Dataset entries

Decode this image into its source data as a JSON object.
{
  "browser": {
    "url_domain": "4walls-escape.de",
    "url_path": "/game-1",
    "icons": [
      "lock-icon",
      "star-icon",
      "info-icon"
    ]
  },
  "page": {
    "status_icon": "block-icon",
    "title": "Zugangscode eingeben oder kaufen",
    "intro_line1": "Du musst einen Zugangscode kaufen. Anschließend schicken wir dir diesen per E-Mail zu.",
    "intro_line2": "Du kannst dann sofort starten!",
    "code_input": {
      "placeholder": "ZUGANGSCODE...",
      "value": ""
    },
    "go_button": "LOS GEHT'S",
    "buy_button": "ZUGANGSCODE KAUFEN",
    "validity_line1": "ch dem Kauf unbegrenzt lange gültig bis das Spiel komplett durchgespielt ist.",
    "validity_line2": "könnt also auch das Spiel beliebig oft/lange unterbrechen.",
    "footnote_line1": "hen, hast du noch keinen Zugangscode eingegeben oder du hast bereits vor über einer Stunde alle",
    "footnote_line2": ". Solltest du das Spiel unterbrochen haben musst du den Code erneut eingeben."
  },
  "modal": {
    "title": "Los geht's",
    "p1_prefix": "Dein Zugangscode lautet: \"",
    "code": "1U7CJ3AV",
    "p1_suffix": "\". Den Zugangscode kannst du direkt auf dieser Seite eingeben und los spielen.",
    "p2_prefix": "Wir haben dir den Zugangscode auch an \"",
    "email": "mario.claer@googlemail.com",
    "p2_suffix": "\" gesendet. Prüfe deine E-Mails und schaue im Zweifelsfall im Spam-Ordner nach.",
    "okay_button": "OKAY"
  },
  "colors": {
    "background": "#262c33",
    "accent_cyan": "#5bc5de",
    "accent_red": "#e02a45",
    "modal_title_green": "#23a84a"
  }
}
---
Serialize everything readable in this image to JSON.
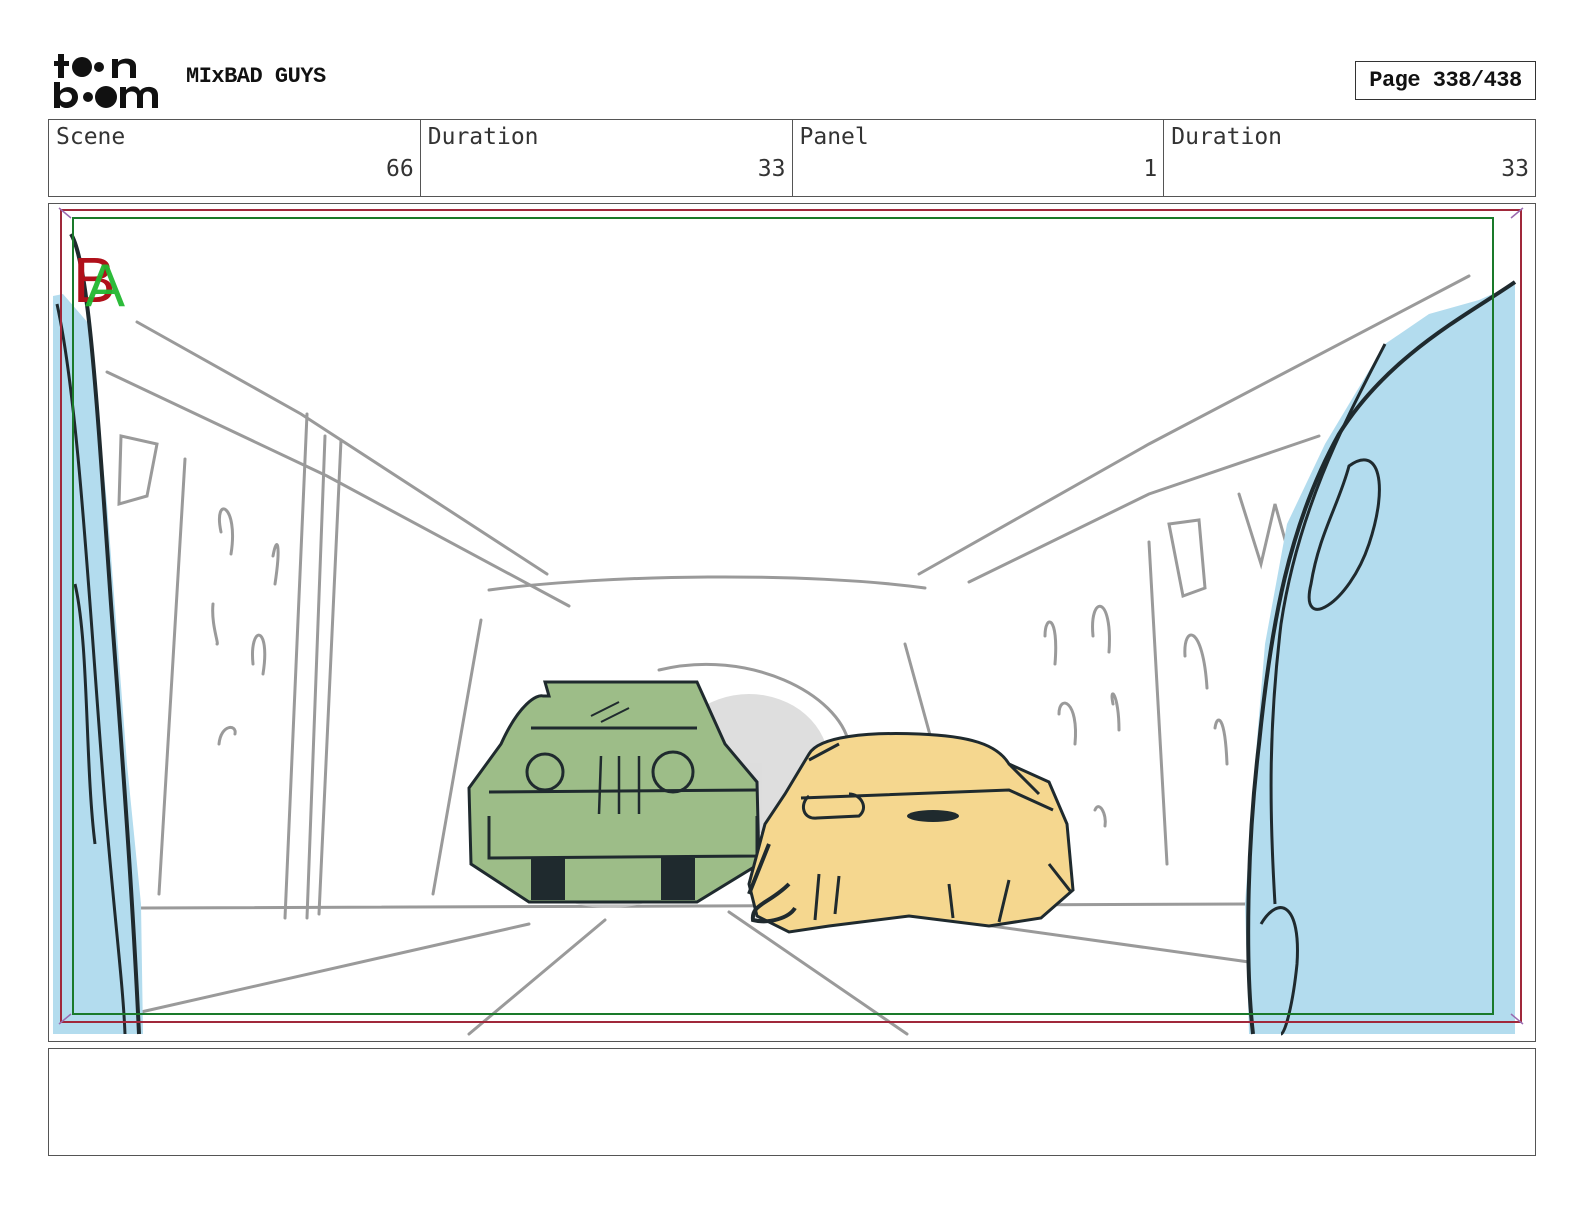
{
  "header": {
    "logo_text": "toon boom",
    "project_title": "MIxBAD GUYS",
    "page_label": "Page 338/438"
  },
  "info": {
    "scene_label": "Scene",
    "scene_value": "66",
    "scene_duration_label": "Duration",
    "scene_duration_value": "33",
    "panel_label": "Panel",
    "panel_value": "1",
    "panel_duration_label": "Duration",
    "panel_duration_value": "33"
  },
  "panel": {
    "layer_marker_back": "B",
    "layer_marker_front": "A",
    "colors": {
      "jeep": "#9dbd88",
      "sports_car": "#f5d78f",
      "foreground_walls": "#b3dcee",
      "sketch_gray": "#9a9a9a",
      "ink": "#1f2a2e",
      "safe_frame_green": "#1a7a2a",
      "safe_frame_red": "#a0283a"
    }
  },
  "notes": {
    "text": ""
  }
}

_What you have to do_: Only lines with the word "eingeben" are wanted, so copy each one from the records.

_Solution to this exercise_:
    "title": "Zugangscode eingeben oder kaufen",
    "footnote_line2": ". Solltest du das Spiel unterbrochen haben musst du den Code erneut eingeben."
    "p1_suffix": "\". Den Zugangscode kannst du direkt auf dieser Seite eingeben und los spielen.",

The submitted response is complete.